This is a world where the color of a person’s blood determines who they are and what they do. Those with silverblood have power, in the political and supernatural sense. Those who bleed red are normal. They are the lower class workers and soldiers. Life is hard, but uncomplicated for the Reds; they must find work before they turn 18. If they cannot (which many can’t), they will be
drafted conscripted into the Nortan army, where they will likely die on the front lines.
Mare Barrow is a Red who’s about to turn 18. She’s a pickpocket, which isn’t exactly considered legitimate work. But when she pickpockets the right person, she finds herself summoned to work at the palace, effectively taking her out of the running for conscription. In an accident, it’s revealed that Mare has powers. The King forces her to pose as a lost heiress to a Silver High House and uses her as a tool to quell the growing unrest among the Reds.
Just to get the inevitable discussion about the love-triangle out of the way, Maven and Mare should work so much better than Cal and Mare. Maven is kind, and believes in the same things Mare does, and he supports and protects her as she’s learning to navigate this new life. Cal is busy studying battle tactics and training and, oh yeah, spending time with his actual fiancee. But the chemistry between Cal and Mare is so much stronger. Which is something I’m sure Maven is used to; being overlooked in favor of his brother for something intangible like chemistry or charisma. And while I’m on the subject, don’t get me started on the upcoming Kilorn drama. We can ask Gale and Peeta how that one’s going to turn out.
Mare is self-centered. She makes some poor attempt to help a once-scrawny boy turned best friend who she can’t seem to get rid of and who obviously doesn’t want to be saved in an effort to help her conscious. Golly gee, can’t wait for the oncoming boy next door triangle. Her self-centeredness ruins her sister’s career; her need to save herself results in the hunting-down and the execution of her friends; her belief that the Prince is so in love with her destroys Scarlet Guard’s plans for a coup.

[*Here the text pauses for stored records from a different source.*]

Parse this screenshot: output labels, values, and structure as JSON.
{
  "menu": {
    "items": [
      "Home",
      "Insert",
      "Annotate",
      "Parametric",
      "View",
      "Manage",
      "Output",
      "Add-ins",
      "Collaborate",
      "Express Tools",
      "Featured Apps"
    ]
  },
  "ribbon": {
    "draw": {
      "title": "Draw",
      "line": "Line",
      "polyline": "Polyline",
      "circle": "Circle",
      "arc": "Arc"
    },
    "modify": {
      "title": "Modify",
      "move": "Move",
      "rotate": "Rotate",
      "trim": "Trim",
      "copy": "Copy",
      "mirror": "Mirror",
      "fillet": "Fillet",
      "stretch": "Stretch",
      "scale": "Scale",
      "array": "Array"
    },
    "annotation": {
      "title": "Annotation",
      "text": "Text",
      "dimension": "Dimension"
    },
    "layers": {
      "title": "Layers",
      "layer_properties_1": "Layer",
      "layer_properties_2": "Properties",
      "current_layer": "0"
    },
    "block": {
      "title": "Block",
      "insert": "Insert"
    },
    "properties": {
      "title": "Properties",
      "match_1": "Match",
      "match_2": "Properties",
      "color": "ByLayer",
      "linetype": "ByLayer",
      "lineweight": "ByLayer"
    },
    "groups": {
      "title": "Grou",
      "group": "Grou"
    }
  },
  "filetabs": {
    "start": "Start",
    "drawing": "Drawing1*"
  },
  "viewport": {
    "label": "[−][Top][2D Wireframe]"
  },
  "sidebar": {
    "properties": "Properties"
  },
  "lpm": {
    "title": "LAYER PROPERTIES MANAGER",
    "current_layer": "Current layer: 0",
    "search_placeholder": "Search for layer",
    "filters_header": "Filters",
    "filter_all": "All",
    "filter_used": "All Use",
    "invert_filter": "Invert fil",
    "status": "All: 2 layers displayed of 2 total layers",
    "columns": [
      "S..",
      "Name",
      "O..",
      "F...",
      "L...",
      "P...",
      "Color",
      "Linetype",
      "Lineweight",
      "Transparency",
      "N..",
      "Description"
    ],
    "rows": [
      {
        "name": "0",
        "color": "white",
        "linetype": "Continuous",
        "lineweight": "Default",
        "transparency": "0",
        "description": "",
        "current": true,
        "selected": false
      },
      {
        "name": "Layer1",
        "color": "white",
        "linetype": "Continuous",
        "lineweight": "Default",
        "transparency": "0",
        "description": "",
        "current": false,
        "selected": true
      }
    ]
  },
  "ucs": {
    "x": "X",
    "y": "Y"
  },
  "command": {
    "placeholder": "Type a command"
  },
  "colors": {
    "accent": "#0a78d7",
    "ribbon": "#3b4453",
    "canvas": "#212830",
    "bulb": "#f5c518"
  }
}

She shows no development and never stops to take a look at herself, choosing instead to think about how awful the snakes she’s being forced to live with are.
What becomes increasingly clear to me as this story continues is that Mare is an expendable piece in the cog that is this ‘rebellion’. If you can call it that. Because at some point, the Scarlet Guard is going to have to take a look at whether or not the ends justify their means right now. Yes, there are people with rights who need to be fought for. But the Scarlet Gaurd isn’t so much fighting as playing God. They are choosing the Silvers who live and die. They are letting their actions result in the deaths of innocent civilians. Now they need to ask if it’s worth it to them.
But Mare is replaceable. The only thing that makes Mare noteworthy in this novel is that she can’t be shuffled off and killed quietly because hundreds, if not thousands, of Silvers saw her powers. In order to maintain the fragile facade that the Silvers are strongest because of their gifts, the King forces Mare to pretend to be a long-lost heiress of a Silver House. If it had been any other Red, they would be where Mare was. If any other Red were in this position, the Scarlet Guard would have sought them out and asked for their help. We find out there are hundreds of others who are Red and Silver, and for some reason, we’re stuck with whiny, self-centered, hard-to-swallow Mare Barrow.
A lot of the problems with fleshing out these characters is that there isn’t any time to do so. There’s a lot of description of what’s going on, and not a lot about who is doing what and why they’re doing it. Part of this comes from it being a debut novel. Aveyard has yet to find a strong voice and a distinctive style. Events of the book are relayed to other characters, and the events themselves become meaningless in the retelling.
But don’t get me wrong. This book was fun. There was definitely a lot of action, and I am always a sucker for a book about any kind of royalty. The plot twist, though predictable, was at least understandable. You can’t treat a person so horribly for their entire life, constantly overlooking them and patronizing them, and expect them to be okay with it. Like I said, Red Queen is a fun ride, just not a particularly good book.